**WHAT NEEDS TO BE DONE**
Please reproduce the listing word for word. Pictures stay out.

**INFORMATION SUPPLIED**
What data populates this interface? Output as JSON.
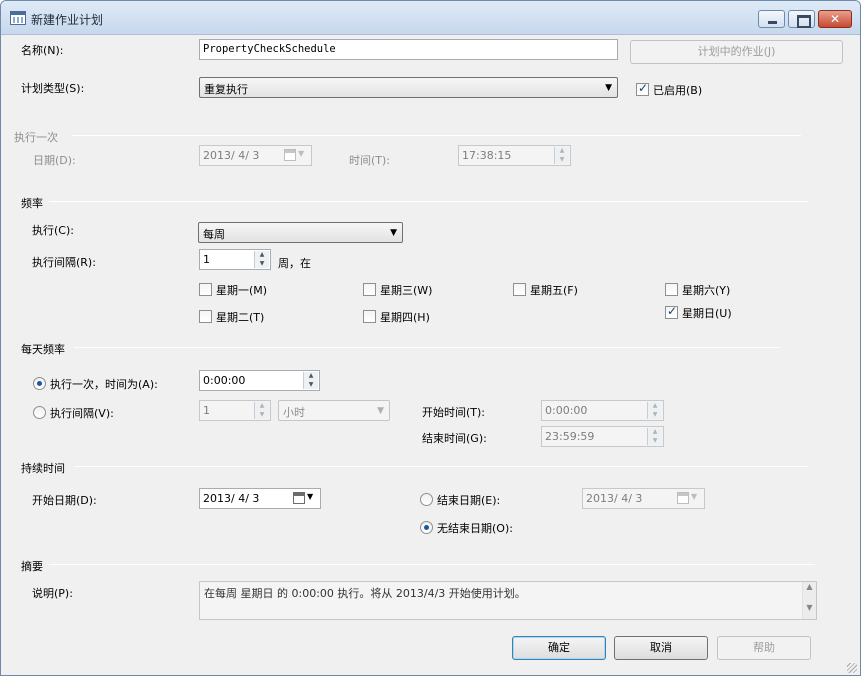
{
  "window": {
    "title": "新建作业计划"
  },
  "name": {
    "label": "名称(N):",
    "value": "PropertyCheckSchedule"
  },
  "jobs_button": {
    "label": "计划中的作业(J)"
  },
  "schedule_type": {
    "label": "计划类型(S):",
    "value": "重复执行"
  },
  "enabled": {
    "label": "已启用(B)",
    "checked": true
  },
  "once": {
    "header": "执行一次",
    "date_label": "日期(D):",
    "date_value": "2013/ 4/ 3",
    "time_label": "时间(T):",
    "time_value": "17:38:15"
  },
  "frequency": {
    "header": "频率",
    "occurs_label": "执行(C):",
    "occurs_value": "每周",
    "recurs_label": "执行间隔(R):",
    "recurs_value": "1",
    "recurs_suffix": "周，在",
    "days": [
      {
        "label": "星期一(M)",
        "checked": false
      },
      {
        "label": "星期二(T)",
        "checked": false
      },
      {
        "label": "星期三(W)",
        "checked": false
      },
      {
        "label": "星期四(H)",
        "checked": false
      },
      {
        "label": "星期五(F)",
        "checked": false
      },
      {
        "label": "星期六(Y)",
        "checked": false
      },
      {
        "label": "星期日(U)",
        "checked": true
      }
    ]
  },
  "daily": {
    "header": "每天频率",
    "once_label": "执行一次，时间为(A):",
    "once_value": "0:00:00",
    "every_label": "执行间隔(V):",
    "every_value": "1",
    "every_unit": "小时",
    "start_label": "开始时间(T):",
    "start_value": "0:00:00",
    "end_label": "结束时间(G):",
    "end_value": "23:59:59",
    "selected": "once"
  },
  "duration": {
    "header": "持续时间",
    "start_label": "开始日期(D):",
    "start_value": "2013/ 4/ 3",
    "end_label": "结束日期(E):",
    "end_value": "2013/ 4/ 3",
    "no_end_label": "无结束日期(O):",
    "selected": "no_end"
  },
  "summary": {
    "header": "摘要",
    "desc_label": "说明(P):",
    "desc_value": "在每周 星期日 的 0:00:00 执行。将从 2013/4/3 开始使用计划。"
  },
  "buttons": {
    "ok": "确定",
    "cancel": "取消",
    "help": "帮助"
  }
}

**FINAL ANSWER**
What data populates this interface? Output as JSON.
{
  "window": {
    "title": "新建作业计划"
  },
  "name": {
    "label": "名称(N):",
    "value": "PropertyCheckSchedule"
  },
  "jobs_button": {
    "label": "计划中的作业(J)"
  },
  "schedule_type": {
    "label": "计划类型(S):",
    "value": "重复执行"
  },
  "enabled": {
    "label": "已启用(B)",
    "checked": true
  },
  "once": {
    "header": "执行一次",
    "date_label": "日期(D):",
    "date_value": "2013/ 4/ 3",
    "time_label": "时间(T):",
    "time_value": "17:38:15"
  },
  "frequency": {
    "header": "频率",
    "occurs_label": "执行(C):",
    "occurs_value": "每周",
    "recurs_label": "执行间隔(R):",
    "recurs_value": "1",
    "recurs_suffix": "周，在",
    "days": [
      {
        "label": "星期一(M)",
        "checked": false
      },
      {
        "label": "星期二(T)",
        "checked": false
      },
      {
        "label": "星期三(W)",
        "checked": false
      },
      {
        "label": "星期四(H)",
        "checked": false
      },
      {
        "label": "星期五(F)",
        "checked": false
      },
      {
        "label": "星期六(Y)",
        "checked": false
      },
      {
        "label": "星期日(U)",
        "checked": true
      }
    ]
  },
  "daily": {
    "header": "每天频率",
    "once_label": "执行一次，时间为(A):",
    "once_value": "0:00:00",
    "every_label": "执行间隔(V):",
    "every_value": "1",
    "every_unit": "小时",
    "start_label": "开始时间(T):",
    "start_value": "0:00:00",
    "end_label": "结束时间(G):",
    "end_value": "23:59:59",
    "selected": "once"
  },
  "duration": {
    "header": "持续时间",
    "start_label": "开始日期(D):",
    "start_value": "2013/ 4/ 3",
    "end_label": "结束日期(E):",
    "end_value": "2013/ 4/ 3",
    "no_end_label": "无结束日期(O):",
    "selected": "no_end"
  },
  "summary": {
    "header": "摘要",
    "desc_label": "说明(P):",
    "desc_value": "在每周 星期日 的 0:00:00 执行。将从 2013/4/3 开始使用计划。"
  },
  "buttons": {
    "ok": "确定",
    "cancel": "取消",
    "help": "帮助"
  }
}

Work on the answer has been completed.